Element data from apps and pages
▽
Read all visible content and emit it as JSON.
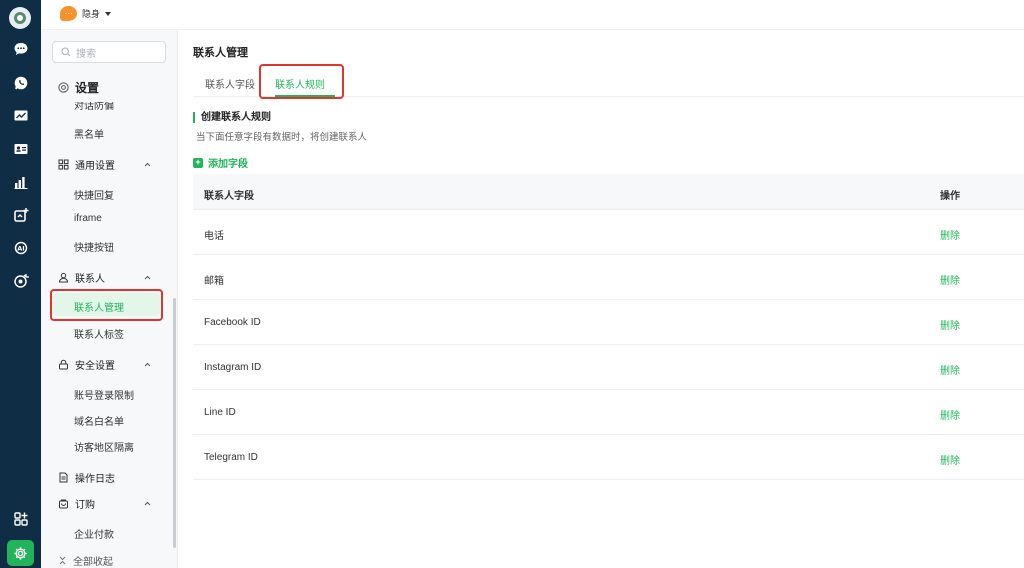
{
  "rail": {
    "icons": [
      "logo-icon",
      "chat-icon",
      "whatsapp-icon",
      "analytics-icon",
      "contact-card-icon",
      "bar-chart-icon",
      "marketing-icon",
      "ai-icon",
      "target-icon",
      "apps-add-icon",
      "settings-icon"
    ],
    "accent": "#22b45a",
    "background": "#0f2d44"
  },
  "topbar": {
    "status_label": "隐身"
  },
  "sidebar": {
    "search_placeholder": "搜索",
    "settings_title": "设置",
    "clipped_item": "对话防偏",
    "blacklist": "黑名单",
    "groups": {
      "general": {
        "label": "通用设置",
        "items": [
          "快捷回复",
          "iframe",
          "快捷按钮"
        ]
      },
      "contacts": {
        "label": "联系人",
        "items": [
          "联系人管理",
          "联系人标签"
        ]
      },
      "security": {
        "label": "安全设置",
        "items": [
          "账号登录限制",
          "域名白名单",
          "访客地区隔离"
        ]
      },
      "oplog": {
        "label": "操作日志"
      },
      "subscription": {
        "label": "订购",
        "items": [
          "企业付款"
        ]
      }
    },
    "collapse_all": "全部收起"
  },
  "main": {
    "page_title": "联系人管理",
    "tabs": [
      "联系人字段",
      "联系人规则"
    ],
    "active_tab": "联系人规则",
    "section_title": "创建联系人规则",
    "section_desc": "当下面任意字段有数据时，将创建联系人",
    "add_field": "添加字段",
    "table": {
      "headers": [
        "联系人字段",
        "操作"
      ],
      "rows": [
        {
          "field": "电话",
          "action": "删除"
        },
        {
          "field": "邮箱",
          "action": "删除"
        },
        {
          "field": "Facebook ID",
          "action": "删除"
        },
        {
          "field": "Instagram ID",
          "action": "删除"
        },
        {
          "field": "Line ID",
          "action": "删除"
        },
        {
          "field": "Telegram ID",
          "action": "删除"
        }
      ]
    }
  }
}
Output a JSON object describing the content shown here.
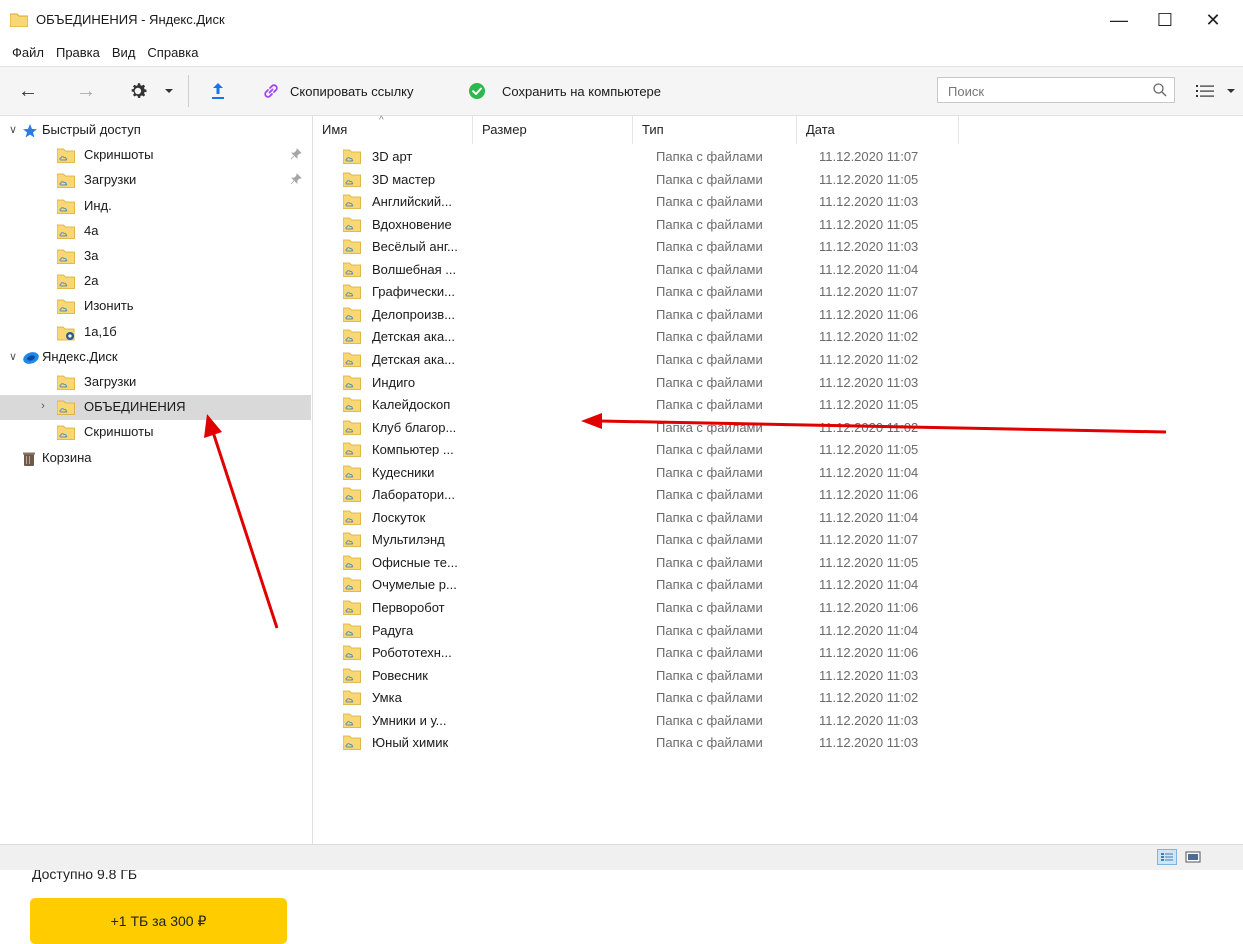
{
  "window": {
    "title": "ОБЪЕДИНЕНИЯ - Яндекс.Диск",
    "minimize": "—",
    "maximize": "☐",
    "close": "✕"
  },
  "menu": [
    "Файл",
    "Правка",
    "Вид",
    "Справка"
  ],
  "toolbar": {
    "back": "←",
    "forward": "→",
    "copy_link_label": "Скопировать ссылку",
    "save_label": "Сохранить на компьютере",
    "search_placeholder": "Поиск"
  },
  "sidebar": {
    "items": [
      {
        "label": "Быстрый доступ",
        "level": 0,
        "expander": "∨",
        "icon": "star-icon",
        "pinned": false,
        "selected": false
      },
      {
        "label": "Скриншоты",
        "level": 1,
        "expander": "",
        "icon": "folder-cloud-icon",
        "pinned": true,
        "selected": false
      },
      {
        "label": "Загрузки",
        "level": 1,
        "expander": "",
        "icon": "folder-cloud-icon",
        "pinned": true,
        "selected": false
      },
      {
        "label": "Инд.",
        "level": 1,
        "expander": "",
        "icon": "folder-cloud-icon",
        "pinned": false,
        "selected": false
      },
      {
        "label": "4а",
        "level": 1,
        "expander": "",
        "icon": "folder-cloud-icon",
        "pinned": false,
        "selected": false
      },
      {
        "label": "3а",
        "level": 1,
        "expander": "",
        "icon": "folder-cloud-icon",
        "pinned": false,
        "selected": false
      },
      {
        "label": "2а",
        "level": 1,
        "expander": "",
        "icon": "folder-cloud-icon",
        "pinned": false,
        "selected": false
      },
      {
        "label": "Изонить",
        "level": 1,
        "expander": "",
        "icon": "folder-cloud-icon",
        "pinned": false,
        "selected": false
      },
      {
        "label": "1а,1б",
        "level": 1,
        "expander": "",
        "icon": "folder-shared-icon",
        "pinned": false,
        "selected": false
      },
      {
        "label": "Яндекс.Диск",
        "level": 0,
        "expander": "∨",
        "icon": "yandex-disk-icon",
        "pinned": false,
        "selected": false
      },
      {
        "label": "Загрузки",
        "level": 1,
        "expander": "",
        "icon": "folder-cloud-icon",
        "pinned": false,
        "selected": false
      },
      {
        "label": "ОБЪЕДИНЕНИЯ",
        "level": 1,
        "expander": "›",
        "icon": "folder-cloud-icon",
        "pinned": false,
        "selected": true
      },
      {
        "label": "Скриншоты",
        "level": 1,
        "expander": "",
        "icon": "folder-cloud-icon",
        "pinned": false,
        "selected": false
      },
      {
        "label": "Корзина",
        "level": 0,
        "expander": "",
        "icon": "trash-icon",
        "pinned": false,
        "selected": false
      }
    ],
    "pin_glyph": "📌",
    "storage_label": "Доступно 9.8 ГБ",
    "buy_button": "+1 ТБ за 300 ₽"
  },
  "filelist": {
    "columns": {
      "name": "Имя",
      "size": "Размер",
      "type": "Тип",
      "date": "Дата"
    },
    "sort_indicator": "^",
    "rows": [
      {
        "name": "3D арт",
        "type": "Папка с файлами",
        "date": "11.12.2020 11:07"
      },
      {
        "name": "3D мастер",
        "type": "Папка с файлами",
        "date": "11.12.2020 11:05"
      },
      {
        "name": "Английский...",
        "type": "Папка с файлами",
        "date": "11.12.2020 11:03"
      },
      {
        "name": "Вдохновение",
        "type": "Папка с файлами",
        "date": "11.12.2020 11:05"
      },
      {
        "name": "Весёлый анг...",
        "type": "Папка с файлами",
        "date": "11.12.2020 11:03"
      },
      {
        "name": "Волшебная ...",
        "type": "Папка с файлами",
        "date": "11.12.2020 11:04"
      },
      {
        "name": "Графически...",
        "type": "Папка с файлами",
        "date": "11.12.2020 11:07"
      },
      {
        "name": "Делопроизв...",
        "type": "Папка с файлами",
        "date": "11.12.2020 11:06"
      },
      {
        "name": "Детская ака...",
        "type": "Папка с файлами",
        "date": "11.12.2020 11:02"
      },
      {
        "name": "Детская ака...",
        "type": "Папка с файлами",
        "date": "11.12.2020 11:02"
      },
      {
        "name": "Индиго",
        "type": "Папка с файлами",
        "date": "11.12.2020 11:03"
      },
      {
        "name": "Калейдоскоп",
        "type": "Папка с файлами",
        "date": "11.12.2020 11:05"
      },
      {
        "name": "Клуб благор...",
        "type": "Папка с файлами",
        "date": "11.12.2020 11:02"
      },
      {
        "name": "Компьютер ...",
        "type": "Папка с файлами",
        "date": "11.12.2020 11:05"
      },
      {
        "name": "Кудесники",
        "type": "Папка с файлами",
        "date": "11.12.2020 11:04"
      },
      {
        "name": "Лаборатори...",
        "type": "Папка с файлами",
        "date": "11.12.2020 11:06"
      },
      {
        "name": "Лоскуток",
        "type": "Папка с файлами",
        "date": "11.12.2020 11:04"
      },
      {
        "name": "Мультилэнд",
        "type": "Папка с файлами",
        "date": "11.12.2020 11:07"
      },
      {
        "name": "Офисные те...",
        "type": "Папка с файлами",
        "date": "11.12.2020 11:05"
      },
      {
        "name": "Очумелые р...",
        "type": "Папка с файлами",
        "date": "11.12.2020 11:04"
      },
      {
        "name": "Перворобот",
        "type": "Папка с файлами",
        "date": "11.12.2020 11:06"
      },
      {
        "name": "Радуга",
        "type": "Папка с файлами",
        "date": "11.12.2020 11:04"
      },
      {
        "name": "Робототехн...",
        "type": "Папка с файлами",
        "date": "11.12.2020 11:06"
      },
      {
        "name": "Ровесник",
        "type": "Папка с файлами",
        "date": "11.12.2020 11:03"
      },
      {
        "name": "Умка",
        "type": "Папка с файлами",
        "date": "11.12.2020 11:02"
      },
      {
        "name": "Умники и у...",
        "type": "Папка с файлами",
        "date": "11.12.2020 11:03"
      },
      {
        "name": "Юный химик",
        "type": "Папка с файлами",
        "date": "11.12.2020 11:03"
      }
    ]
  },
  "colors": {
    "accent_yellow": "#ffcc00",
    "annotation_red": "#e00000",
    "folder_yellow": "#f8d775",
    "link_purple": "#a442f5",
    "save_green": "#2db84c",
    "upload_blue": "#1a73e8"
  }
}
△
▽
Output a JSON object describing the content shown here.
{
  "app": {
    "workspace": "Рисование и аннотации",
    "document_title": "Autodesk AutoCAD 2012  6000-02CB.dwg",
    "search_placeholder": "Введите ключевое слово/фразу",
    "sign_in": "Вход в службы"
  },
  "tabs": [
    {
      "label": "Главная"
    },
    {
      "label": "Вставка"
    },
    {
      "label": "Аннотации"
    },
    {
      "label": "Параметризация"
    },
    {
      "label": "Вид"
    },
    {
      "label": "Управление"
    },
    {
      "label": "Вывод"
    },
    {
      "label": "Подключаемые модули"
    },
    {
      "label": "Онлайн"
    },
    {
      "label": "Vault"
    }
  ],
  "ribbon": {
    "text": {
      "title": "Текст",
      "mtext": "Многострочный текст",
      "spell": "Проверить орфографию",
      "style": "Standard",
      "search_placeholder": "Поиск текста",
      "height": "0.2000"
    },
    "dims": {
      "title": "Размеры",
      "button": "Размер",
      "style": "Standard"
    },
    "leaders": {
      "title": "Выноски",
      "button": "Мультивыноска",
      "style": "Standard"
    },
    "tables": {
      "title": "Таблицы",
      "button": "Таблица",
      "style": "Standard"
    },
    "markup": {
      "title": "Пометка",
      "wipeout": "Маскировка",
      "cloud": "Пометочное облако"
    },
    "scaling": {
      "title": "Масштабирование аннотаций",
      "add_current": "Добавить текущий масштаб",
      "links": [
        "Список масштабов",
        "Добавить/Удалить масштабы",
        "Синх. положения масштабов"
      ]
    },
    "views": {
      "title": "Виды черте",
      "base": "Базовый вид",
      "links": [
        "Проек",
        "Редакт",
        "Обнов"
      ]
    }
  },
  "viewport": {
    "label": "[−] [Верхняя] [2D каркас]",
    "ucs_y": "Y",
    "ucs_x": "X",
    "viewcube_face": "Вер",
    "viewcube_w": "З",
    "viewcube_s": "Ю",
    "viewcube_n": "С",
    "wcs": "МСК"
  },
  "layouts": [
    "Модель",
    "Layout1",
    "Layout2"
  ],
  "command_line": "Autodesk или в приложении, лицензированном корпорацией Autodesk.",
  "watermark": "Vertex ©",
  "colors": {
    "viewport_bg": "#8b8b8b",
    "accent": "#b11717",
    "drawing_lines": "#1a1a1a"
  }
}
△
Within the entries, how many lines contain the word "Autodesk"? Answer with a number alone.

2